It’s true, of course, that media representation alone will never be a solution in and of itself to structural inequality, and it’s a little too reductive to claim that watching a big-budget studio movie is inherently a radical move. After all, Crazy Rich Asians is essentially fun, frothy escapist fare that allows the audience to revel in the Youngs’ extreme wealth; it’s hardly claimed to be an act of pan-Asian liberation or even solidarity.
But these stories shouldn’t have to function that way to matter, and the scrutiny and pressure to provide “worthy” representation for a broad demographic often feels like another exhausting double standard in itself. While middling rom-coms like Confessions of a Shopaholic and Bride Wars aren’t exactly enlightening works of art, no one would seriously presume that their earnest materialism or questionable gender politics are damaging white Americans’ collective standing; Asian Americans simply don’t have a comparable variety of cultural touchstones to identify with, and thus it constantly feels like any media we can call our own has so much more at stake.
Case in point: during a 2002 Sundance screening of Justin Lin’s Better Luck Tomorrow, which centers on a band of affluent Asian American teens who turn to petty crime out of boredom, one audience member asked Lin, “why […] would [you] make a film so empty and amoral for Asian Americans and for Americans?” The question famously drew the ire of Roger Ebert, who declared in response that “Asian American characters have the right to be whoever the hell they want to be. They do not have to ‘represent’ their people.”
In presenting their Asian American characters as three-dimensional individuals who get to fall in love and make mistakes and simply be human on screen, projects like Always Be My Maybe and Crazy Rich Asians are doing vital work. The latter is the kind of glittering, epically scaled family pageant that follows in the grand tradition of works from Pride and Prejudice to Downton Abbey; in contrast, the former feels groundbreaking in its happy ordinariness, its willingness to let Asian Americans — so often stereotyped as perpetual foreigners or comically robotic figures — inhabit positions of familiarity and warmth as culinary hotshots or lovable slacker musicians.
In an interview with Allure, Wu herself articulates that same kind of longing to see Asian American culture “demystified” onscreen. “A lot of times people think of Asian culture as some mythical world, instead of modern people with modern occupations with modern problems, modern tools, and modern occupations,” she says. “Like we’re not all just talking Taoism and kung fu — some people are just trying to get over their breakup with their boyfriend, and they’re Facebook stalking.”
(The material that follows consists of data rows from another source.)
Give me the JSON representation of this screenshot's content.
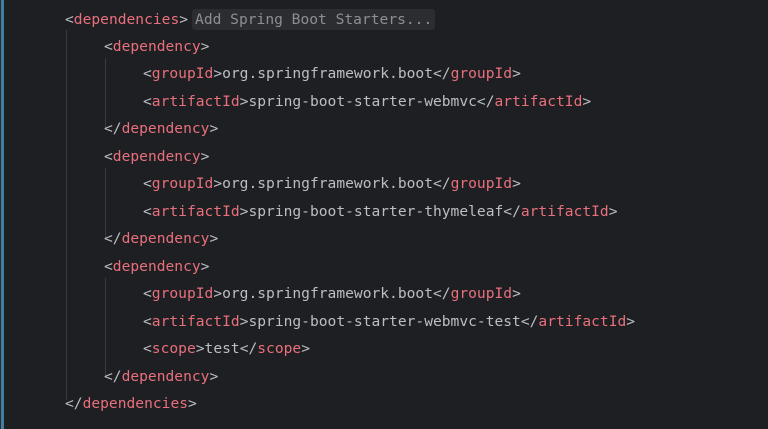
{
  "editor": {
    "inlay_hint": "Add Spring Boot Starters...",
    "lines": [
      {
        "open": "<",
        "tag": "dependencies",
        "close": ">",
        "hint": true
      },
      {
        "open": "<",
        "tag": "dependency",
        "close": ">"
      },
      {
        "open": "<",
        "tag": "groupId",
        "close": ">",
        "text": "org.springframework.boot",
        "open2": "</",
        "tag2": "groupId",
        "close2": ">"
      },
      {
        "open": "<",
        "tag": "artifactId",
        "close": ">",
        "text": "spring-boot-starter-webmvc",
        "open2": "</",
        "tag2": "artifactId",
        "close2": ">"
      },
      {
        "open": "</",
        "tag": "dependency",
        "close": ">"
      },
      {
        "open": "<",
        "tag": "dependency",
        "close": ">"
      },
      {
        "open": "<",
        "tag": "groupId",
        "close": ">",
        "text": "org.springframework.boot",
        "open2": "</",
        "tag2": "groupId",
        "close2": ">"
      },
      {
        "open": "<",
        "tag": "artifactId",
        "close": ">",
        "text": "spring-boot-starter-thymeleaf",
        "open2": "</",
        "tag2": "artifactId",
        "close2": ">"
      },
      {
        "open": "</",
        "tag": "dependency",
        "close": ">"
      },
      {
        "open": "<",
        "tag": "dependency",
        "close": ">"
      },
      {
        "open": "<",
        "tag": "groupId",
        "close": ">",
        "text": "org.springframework.boot",
        "open2": "</",
        "tag2": "groupId",
        "close2": ">"
      },
      {
        "open": "<",
        "tag": "artifactId",
        "close": ">",
        "text": "spring-boot-starter-webmvc-test",
        "open2": "</",
        "tag2": "artifactId",
        "close2": ">"
      },
      {
        "open": "<",
        "tag": "scope",
        "close": ">",
        "text": "test",
        "open2": "</",
        "tag2": "scope",
        "close2": ">"
      },
      {
        "open": "</",
        "tag": "dependency",
        "close": ">"
      },
      {
        "open": "</",
        "tag": "dependencies",
        "close": ">"
      }
    ]
  },
  "colors": {
    "background": "#1e1f22",
    "tag": "#e8707c",
    "text": "#bcbec4",
    "hint_text": "#8c8f94",
    "change_bar": "#3f7fa1"
  }
}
We’re still waiting for the next big Asian American rom-com to deal with martial arts and ex-boyfriend drama in equal parts (though the Disney Channel Original Movie Wendy Wu: Homecoming Warrior admittedly covered this ground fairly well 12 years ago). Until then, we’re hoping that films like Always Be My Maybe and Crazy Rich Asians can expand this moment of visibility into a more permanent legacy for Asian Americans onscreen.